In 2015, the ICH was reformed to establish it as a true global initiative and to expand beyond the previous ICH members. More involvement from regulators around the world is expected, as they join counterparts from Europe, Japan, the United States, Canada, and Switzerland as ICH observers and regulatory members. Expanded involvement is also anticipated from global regulated pharmaceutical industry parties, joining as ICH observers and industry members. The reforms built on a 25-year track record and have allowed ICH to continue its successful delivery of harmonized guidelines for global pharmaceutical development and their regulation.

Members of the public may submit comments via mail, fax, or at Regulations.gov. More information is available at this Federal Register notice or at the FDA website

NIH Meeting: National Human Genome Research Institute, National Advisory Council for Human Genome Research

The National Institutes of Health (NIH), National Human Genome Research Institute (NHGRI), will hold a meeting of its National Advisory Council for Human Genome Research.

The National Advisory Council advises the Department of Health and Human Services, the NIH, and the NHGRI on genetics, genomic research, training, and programs related to the human genome initiative.

The Advisory Council performs second-level peer review for grant applications, and determines the program priorities for NHGRI and the goals for the government's efforts in the International Human Genome Project.

Members of the public may attend in person. More information is available at this NIH website.

HRSA Meeting: Advisory Committee on Organ Transplantation

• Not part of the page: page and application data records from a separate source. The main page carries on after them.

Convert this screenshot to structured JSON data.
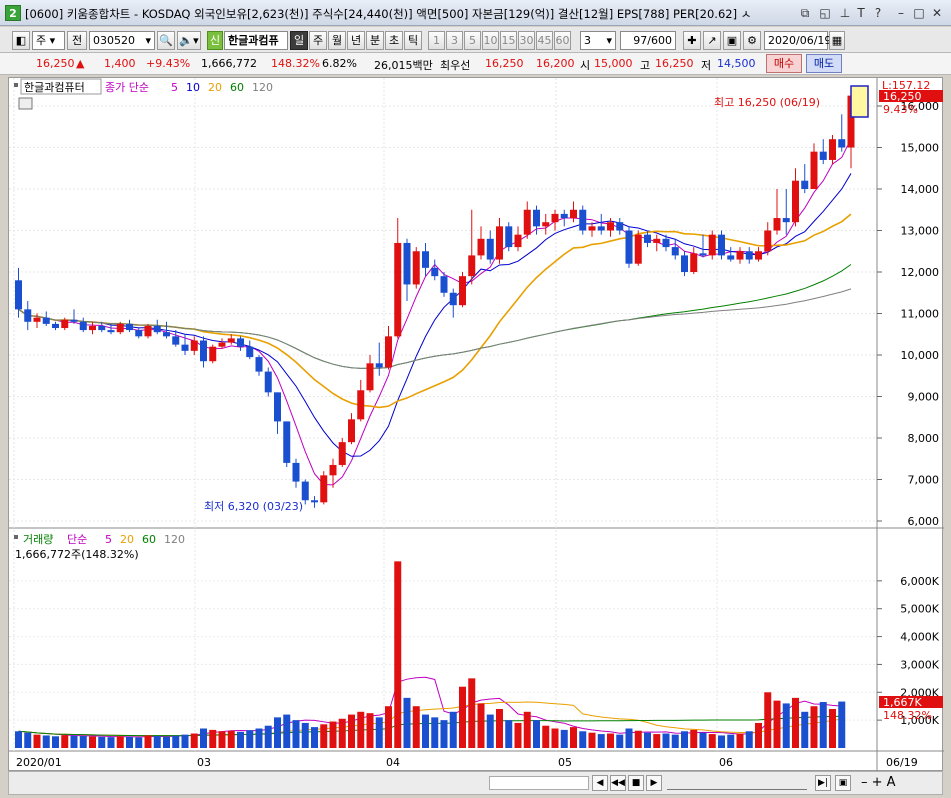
{
  "window": {
    "title": "[0600] 키움종합차트 - KOSDAQ 외국인보유[2,623(천)] 주식수[24,440(천)] 액면[500] 자본금[129(억)] 결산[12월] EPS[788] PER[20.62] ㅅ",
    "app_icon_label": "2"
  },
  "toolbar": {
    "period_select": "주",
    "compare_label": "전",
    "stock_code": "030520",
    "new_badge": "신",
    "stock_name": "한글과컴퓨",
    "period_tabs": [
      "일",
      "주",
      "월",
      "년",
      "분",
      "초",
      "틱"
    ],
    "active_period": "일",
    "interval_buttons": [
      "1",
      "3",
      "5",
      "10",
      "15",
      "30",
      "45",
      "60"
    ],
    "interval_input": "3",
    "count": "97/600",
    "date": "2020/06/19"
  },
  "quote": {
    "price": "16,250",
    "change_arrow": "▲",
    "change": "1,400",
    "change_pct": "+9.43%",
    "volume": "1,666,772",
    "volume_ratio": "148.32%",
    "turnover": "6.82%",
    "amount": "26,015백만",
    "best_ask_label": "최우선",
    "best_ask": "16,250",
    "best_bid": "16,200",
    "open_label": "시",
    "open": "15,000",
    "high_label": "고",
    "high": "16,250",
    "low_label": "저",
    "low": "14,500",
    "buy_button": "매수",
    "sell_button": "매도"
  },
  "price_panel": {
    "legend_name": "한글과컴퓨터",
    "ma_label": "종가 단순",
    "ma_periods": [
      "5",
      "10",
      "20",
      "60",
      "120"
    ],
    "ma_colors": [
      "#c000c0",
      "#0000d0",
      "#e8a000",
      "#008000",
      "#808080"
    ],
    "high_annotation": "최고 16,250 (06/19)",
    "low_annotation": "최저 6,320 (03/23)",
    "last_price_tag": "16,250",
    "last_change_tag": "9.43%",
    "top_tag": "L:157.12",
    "y_ticks": [
      "16,000",
      "15,000",
      "14,000",
      "13,000",
      "12,000",
      "11,000",
      "10,000",
      "9,000",
      "8,000",
      "7,000",
      "6,000"
    ]
  },
  "volume_panel": {
    "legend_name": "거래량",
    "ma_label": "단순",
    "ma_periods": [
      "5",
      "20",
      "60",
      "120"
    ],
    "current_value": "1,666,772주(148.32%)",
    "last_tag": "1,667K",
    "last_pct_tag": "148.32%",
    "y_ticks": [
      "6,000K",
      "5,000K",
      "4,000K",
      "3,000K",
      "2,000K",
      "1,000K"
    ]
  },
  "x_axis_labels": [
    "2020/01",
    "03",
    "04",
    "05",
    "06",
    "06/19"
  ],
  "colors": {
    "up": "#e01010",
    "down": "#1a4fd0",
    "accent": "#7bbf3e"
  },
  "chart_data": {
    "type": "candlestick",
    "title": "한글과컴퓨터",
    "ylim": [
      6000,
      16500
    ],
    "volume_ylim": [
      0,
      7000
    ],
    "candles": [
      [
        11800,
        12100,
        10900,
        11100
      ],
      [
        11100,
        11300,
        10600,
        10800
      ],
      [
        10800,
        11000,
        10650,
        10900
      ],
      [
        10900,
        11050,
        10700,
        10750
      ],
      [
        10750,
        10800,
        10600,
        10650
      ],
      [
        10650,
        10900,
        10600,
        10850
      ],
      [
        10850,
        11100,
        10750,
        10800
      ],
      [
        10800,
        10900,
        10550,
        10600
      ],
      [
        10600,
        10800,
        10500,
        10700
      ],
      [
        10700,
        10800,
        10550,
        10600
      ],
      [
        10600,
        10750,
        10500,
        10550
      ],
      [
        10550,
        10800,
        10500,
        10750
      ],
      [
        10750,
        10850,
        10550,
        10600
      ],
      [
        10600,
        10650,
        10400,
        10450
      ],
      [
        10450,
        10750,
        10400,
        10700
      ],
      [
        10700,
        10850,
        10500,
        10550
      ],
      [
        10550,
        10800,
        10400,
        10450
      ],
      [
        10450,
        10600,
        10200,
        10250
      ],
      [
        10250,
        10500,
        10000,
        10100
      ],
      [
        10100,
        10450,
        10000,
        10350
      ],
      [
        10350,
        10450,
        9700,
        9850
      ],
      [
        9850,
        10250,
        9800,
        10200
      ],
      [
        10200,
        10400,
        10150,
        10300
      ],
      [
        10300,
        10500,
        10250,
        10400
      ],
      [
        10400,
        10450,
        10100,
        10200
      ],
      [
        10200,
        10350,
        9900,
        9950
      ],
      [
        9950,
        10000,
        9500,
        9600
      ],
      [
        9600,
        9700,
        9000,
        9100
      ],
      [
        9100,
        9100,
        8100,
        8400
      ],
      [
        8400,
        8400,
        7300,
        7400
      ],
      [
        7400,
        7500,
        6800,
        6950
      ],
      [
        6950,
        7000,
        6400,
        6500
      ],
      [
        6500,
        6600,
        6320,
        6450
      ],
      [
        6450,
        7200,
        6400,
        7100
      ],
      [
        7100,
        7500,
        6800,
        7350
      ],
      [
        7350,
        8000,
        7300,
        7900
      ],
      [
        7900,
        8600,
        7850,
        8450
      ],
      [
        8450,
        9400,
        8400,
        9150
      ],
      [
        9150,
        10000,
        9100,
        9800
      ],
      [
        9800,
        10300,
        9500,
        9700
      ],
      [
        9700,
        10700,
        9650,
        10450
      ],
      [
        10450,
        13300,
        10400,
        12700
      ],
      [
        12700,
        12800,
        11300,
        11700
      ],
      [
        11700,
        12600,
        11600,
        12500
      ],
      [
        12500,
        12700,
        11900,
        12100
      ],
      [
        12100,
        12300,
        11800,
        11900
      ],
      [
        11900,
        12000,
        11400,
        11500
      ],
      [
        11500,
        11600,
        10900,
        11200
      ],
      [
        11200,
        12000,
        11150,
        11900
      ],
      [
        11900,
        13500,
        11700,
        12400
      ],
      [
        12400,
        13100,
        12300,
        12800
      ],
      [
        12800,
        13000,
        12200,
        12300
      ],
      [
        12300,
        13300,
        12200,
        13100
      ],
      [
        13100,
        13200,
        12500,
        12600
      ],
      [
        12600,
        13100,
        12500,
        12900
      ],
      [
        12900,
        13700,
        12800,
        13500
      ],
      [
        13500,
        13600,
        12900,
        13100
      ],
      [
        13100,
        13400,
        12900,
        13200
      ],
      [
        13200,
        13500,
        13000,
        13400
      ],
      [
        13400,
        13500,
        13100,
        13300
      ],
      [
        13300,
        13700,
        13200,
        13500
      ],
      [
        13500,
        13600,
        12900,
        13000
      ],
      [
        13000,
        13200,
        12850,
        13100
      ],
      [
        13100,
        13400,
        12900,
        13000
      ],
      [
        13000,
        13300,
        12850,
        13200
      ],
      [
        13200,
        13300,
        12900,
        13000
      ],
      [
        13000,
        13100,
        12100,
        12200
      ],
      [
        12200,
        13000,
        12150,
        12900
      ],
      [
        12900,
        13000,
        12600,
        12700
      ],
      [
        12700,
        12900,
        12500,
        12800
      ],
      [
        12800,
        12900,
        12500,
        12600
      ],
      [
        12600,
        12800,
        12300,
        12400
      ],
      [
        12400,
        12500,
        11900,
        12000
      ],
      [
        12000,
        12600,
        11950,
        12450
      ],
      [
        12450,
        12900,
        12350,
        12400
      ],
      [
        12400,
        13000,
        12300,
        12900
      ],
      [
        12900,
        13000,
        12300,
        12400
      ],
      [
        12400,
        12600,
        12250,
        12300
      ],
      [
        12300,
        12600,
        12200,
        12500
      ],
      [
        12500,
        12600,
        12200,
        12300
      ],
      [
        12300,
        12600,
        12250,
        12500
      ],
      [
        12500,
        13200,
        12400,
        13000
      ],
      [
        13000,
        14000,
        12900,
        13300
      ],
      [
        13300,
        14000,
        12900,
        13200
      ],
      [
        13200,
        14500,
        13100,
        14200
      ],
      [
        14200,
        14600,
        13900,
        14000
      ],
      [
        14000,
        15100,
        14000,
        14900
      ],
      [
        14900,
        15200,
        14600,
        14700
      ],
      [
        14700,
        15300,
        14600,
        15200
      ],
      [
        15200,
        15800,
        14900,
        15000
      ],
      [
        15000,
        16250,
        14500,
        16250
      ]
    ],
    "volume_k": [
      600,
      550,
      480,
      450,
      420,
      460,
      440,
      430,
      410,
      400,
      390,
      420,
      400,
      380,
      450,
      430,
      410,
      440,
      480,
      520,
      700,
      650,
      600,
      620,
      580,
      640,
      700,
      800,
      1100,
      1200,
      1000,
      900,
      750,
      850,
      950,
      1050,
      1200,
      1300,
      1250,
      1100,
      1500,
      6700,
      1800,
      1500,
      1200,
      1100,
      1000,
      1300,
      2200,
      2500,
      1600,
      1200,
      1400,
      1000,
      900,
      1300,
      1000,
      800,
      700,
      650,
      750,
      600,
      550,
      500,
      520,
      480,
      700,
      620,
      550,
      500,
      520,
      480,
      600,
      650,
      550,
      500,
      450,
      480,
      520,
      600,
      900,
      2000,
      1700,
      1600,
      1800,
      1300,
      1500,
      1650,
      1400,
      1667
    ]
  }
}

The Health Resources and Services Administration (HRSA) within the Department of Health and Human Services is announcing the forthcoming public meeting of the Secretary's Advisory Committee on Organ Transplantation (ACOT). ACOT advises the Secretary of HHS, through the HRSA Administrator, on all aspects of organ donation, procurement, allocation, and transplantation, and on such other matters that the Secretary determines; advises the Secretary on federal efforts to maximize the number of deceased donor organs made available for transplantation and to support the safety of living organ donation; at the request of the Secretary, reviews significant proposed Organ Procurement and Transplantation Network (OPTN) policies submitted for the Secretary's approval to recommend whether they should be made enforceable; and provides expert input on the latest advances in the science of transplantation.

During the May 20, 2019, meeting, ACOT will receive updates on recent activity of OPTN and discuss efforts to increase organ donation and transplantation. Agenda items are subject to change as priorities dictate. Refer to the ACOT website for any updated information concerning the meeting.

This meeting will be held by webinar; the webinar link and call-in number can be found at the ACOT website. More information regarding the meeting can be found at this Federal Register notice.

NIH Meeting: National Cancer Institute, Council of Research Advocates

The National Institutes of Health (NIH), National Cancer Institute (NCI), will hold a meeting of their Council of Research Advocates. Agenda items for the meeting include updates on relevant budget and legislative items, an update from the NCI Director, and updates from the NCI's Office of Data Sharing, Rural Health Programs, and Cancer Information Service.

The Council is charged with providing advice to the NCI Director with respect to promoting research outcomes that are in the best interest of cancer patients. To this end, the Council will conduct these activities with the intent to identify new approaches, promote innovation, recognize unforeseen risks or barriers, and identify unintended consequences that could result from NCI decisions or actions. Additionally, the Council will provide insight into enhancing input, optimizing outreach, and promoting strong collaborations, all with respect to non-scientist stakeholders.

Members of the public may attend in person. More information is available at this NIH website.